No matter how much pride people take in Bangla language, heritage and culture, the reality is that the spirit of the mother tongue is gradually on the decline. In Bangladesh, the use of Bangla has not widened to all spheres of life. The language is mainly at ease with literature and some cultural activities as if it is not suitable for higher education and extensive communication.
Rabindranath Tagore once asserted that first we need the foundation of Bengali language, and then we have to start learning English or another language. The core idea of Tagore's assertion is that without having a strong foundation of mother tongue, it is very difficult to learn other languages. In today's Bangladesh, a section of people has, however, proved Tagore wrong! They are grooming their children in English bypassing Bangla. These boys and girls achieve a good command of English without having the basic skill of Bangla. The younger generations feel no shame for not knowing Bangla and not reading Bangla literature. Being well versed in English has put them in an advantageous position to compete with the rest of the world. But by ignoring Bangla, they have also slowly alienating themselves from their land and people.
Learning and mastering English may be essential. The global trend toward earning proficiency in English as a common second language has many advantages and cannot be reversed. However, the flawed method of learning doesn't help a large number of students. Many fail to learn English properly even after studying for 12 years---from class one to class twelve. They also don't learn Bangla very well enough. These are a simple waste of time, energy and money. Four to six years is enough to develop a solid basic foundation of a language. Twelve years should be sufficient to master all kind of communication in language learning.
Weakness in language, both in Bangla and English, has already turned a large section of people of the country vulnerable to cope with modern advancement. An unwanted sharp division has already emerged between English-oriented and Bengali-oriented students. It also intensifies social discrimination.
It isn't easy to comprehend why the country's leaders and policymakers have failed to turn Bangla into a langue of life and livelihood. Fifty years after the independence when Bangladesh has emerged as one of the fastest-growing economies globally, there is little attention to the economic value of Bangla language. Though it is the seventh most spoken language across the world and the fifth in terms of native speakers, it is nowhere when economic power is taken into consideration.
Another factor to ignore learning Bangla properly is the infiltration of Hindi movies and music. Be it a birthday or wedding party or a social gathering or reunion, Hindi music is a must. Enjoying Hindi movies has become one of the main entertainments also. In this process, a large section of people become psychologically tilted to Hindi-oriented cultural elements. While there is nothing to learn an influential global language like Hindi, the reality is different. Neither many of them are learning Hindi properly nor do they spend their valuable time to improve Bangla skill.
In such a situation, the observance of 21st February, the immortal Ekushey, has become an event of formality and festivity.
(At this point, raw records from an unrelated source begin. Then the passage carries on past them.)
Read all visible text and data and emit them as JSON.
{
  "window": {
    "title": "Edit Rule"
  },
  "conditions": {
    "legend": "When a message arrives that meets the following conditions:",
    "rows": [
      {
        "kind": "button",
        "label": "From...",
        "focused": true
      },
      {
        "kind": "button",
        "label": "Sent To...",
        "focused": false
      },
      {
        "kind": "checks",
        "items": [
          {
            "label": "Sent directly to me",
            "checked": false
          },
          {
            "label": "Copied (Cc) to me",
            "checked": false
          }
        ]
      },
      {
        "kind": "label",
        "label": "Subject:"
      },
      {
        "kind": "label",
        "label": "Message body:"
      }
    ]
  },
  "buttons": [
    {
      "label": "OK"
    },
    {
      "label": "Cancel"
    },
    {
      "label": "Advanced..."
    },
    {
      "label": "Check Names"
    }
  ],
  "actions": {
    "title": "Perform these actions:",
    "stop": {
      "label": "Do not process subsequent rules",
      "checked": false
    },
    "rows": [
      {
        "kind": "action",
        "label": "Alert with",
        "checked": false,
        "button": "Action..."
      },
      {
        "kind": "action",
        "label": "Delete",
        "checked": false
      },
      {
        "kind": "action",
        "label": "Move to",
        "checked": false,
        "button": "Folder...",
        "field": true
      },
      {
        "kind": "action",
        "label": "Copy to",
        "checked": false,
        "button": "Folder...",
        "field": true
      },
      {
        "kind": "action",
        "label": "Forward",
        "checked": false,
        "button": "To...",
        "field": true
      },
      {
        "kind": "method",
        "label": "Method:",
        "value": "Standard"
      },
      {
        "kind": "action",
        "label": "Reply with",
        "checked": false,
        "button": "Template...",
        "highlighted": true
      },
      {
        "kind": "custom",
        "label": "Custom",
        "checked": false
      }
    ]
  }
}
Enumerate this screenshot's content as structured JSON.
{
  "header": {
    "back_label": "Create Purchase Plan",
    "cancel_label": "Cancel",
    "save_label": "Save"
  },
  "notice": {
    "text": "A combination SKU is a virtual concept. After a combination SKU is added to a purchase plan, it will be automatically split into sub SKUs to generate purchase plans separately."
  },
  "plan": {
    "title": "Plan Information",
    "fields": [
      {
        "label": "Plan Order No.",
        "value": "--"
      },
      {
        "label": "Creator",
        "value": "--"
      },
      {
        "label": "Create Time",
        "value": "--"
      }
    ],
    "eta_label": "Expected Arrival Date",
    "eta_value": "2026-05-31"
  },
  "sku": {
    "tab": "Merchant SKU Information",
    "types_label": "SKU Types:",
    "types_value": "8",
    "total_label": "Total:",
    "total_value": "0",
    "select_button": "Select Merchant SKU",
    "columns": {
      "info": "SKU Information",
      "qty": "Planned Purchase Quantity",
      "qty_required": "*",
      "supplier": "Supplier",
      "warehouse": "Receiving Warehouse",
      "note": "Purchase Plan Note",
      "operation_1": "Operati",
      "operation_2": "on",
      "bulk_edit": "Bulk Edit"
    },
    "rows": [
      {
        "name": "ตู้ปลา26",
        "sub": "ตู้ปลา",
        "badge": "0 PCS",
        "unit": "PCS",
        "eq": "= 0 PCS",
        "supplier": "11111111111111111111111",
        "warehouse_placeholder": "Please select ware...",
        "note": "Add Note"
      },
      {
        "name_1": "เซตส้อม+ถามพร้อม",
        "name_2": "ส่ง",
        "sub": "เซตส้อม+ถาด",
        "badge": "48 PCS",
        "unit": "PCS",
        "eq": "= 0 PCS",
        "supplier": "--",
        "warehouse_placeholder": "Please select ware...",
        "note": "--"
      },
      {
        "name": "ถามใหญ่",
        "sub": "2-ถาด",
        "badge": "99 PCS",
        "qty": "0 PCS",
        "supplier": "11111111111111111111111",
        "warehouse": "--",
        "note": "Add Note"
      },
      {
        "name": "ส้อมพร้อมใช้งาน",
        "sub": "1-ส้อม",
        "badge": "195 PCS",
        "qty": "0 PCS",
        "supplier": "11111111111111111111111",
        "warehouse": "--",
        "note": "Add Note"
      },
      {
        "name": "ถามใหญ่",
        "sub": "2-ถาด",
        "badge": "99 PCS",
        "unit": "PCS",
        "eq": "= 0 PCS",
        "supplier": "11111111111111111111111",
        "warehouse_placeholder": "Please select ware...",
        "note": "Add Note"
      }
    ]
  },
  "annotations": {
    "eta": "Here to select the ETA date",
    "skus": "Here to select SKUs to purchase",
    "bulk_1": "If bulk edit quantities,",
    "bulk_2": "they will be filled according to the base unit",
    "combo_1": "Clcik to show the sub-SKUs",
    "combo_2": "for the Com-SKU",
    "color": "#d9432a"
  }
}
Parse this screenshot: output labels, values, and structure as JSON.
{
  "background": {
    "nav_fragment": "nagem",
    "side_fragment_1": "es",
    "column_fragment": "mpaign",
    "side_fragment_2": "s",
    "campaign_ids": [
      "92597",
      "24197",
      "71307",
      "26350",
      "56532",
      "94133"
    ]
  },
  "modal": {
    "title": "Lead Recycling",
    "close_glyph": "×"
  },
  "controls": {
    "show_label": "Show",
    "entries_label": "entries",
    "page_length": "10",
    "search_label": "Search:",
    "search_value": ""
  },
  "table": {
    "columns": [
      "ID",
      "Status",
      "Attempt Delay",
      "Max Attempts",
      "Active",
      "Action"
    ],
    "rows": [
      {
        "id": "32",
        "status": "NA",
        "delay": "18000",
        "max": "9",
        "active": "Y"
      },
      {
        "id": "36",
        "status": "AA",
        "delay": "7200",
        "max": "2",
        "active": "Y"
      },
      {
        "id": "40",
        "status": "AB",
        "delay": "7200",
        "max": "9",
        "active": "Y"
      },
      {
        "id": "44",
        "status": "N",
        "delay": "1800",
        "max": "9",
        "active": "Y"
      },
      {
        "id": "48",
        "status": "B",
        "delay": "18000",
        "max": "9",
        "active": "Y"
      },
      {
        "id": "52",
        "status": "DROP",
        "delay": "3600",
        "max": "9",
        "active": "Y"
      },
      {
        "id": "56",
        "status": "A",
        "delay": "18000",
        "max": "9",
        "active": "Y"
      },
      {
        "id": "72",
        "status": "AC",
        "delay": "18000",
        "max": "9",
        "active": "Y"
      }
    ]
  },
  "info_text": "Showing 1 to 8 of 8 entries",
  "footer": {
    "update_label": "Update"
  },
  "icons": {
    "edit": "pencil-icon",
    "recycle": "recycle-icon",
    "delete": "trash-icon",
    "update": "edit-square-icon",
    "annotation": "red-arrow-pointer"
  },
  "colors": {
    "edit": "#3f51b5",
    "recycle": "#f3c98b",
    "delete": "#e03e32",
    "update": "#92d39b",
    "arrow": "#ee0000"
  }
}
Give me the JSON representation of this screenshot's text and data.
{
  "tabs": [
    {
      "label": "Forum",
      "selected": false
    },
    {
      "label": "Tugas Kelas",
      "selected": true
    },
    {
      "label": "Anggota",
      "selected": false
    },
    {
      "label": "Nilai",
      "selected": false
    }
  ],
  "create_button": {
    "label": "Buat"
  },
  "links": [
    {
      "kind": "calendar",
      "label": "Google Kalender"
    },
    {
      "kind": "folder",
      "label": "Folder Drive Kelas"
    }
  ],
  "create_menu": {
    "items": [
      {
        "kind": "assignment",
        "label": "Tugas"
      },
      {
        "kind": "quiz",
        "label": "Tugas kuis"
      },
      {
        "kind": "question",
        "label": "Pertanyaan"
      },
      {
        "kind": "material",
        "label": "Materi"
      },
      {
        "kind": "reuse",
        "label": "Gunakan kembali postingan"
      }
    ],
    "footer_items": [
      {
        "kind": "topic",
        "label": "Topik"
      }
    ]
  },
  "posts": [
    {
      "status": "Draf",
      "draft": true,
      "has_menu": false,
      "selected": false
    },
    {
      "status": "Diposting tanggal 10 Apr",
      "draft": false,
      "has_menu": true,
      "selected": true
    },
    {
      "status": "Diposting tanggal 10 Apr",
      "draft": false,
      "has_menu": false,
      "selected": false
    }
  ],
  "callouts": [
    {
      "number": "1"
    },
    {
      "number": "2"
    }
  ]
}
The spirit of the great language movement in 1952, which ultimately led to the independence of Bangladesh in 1971, is now diminishing. A wholehearted effort made to establish the economic value of Bangla can only rekindle and uphold the spirit in the long run.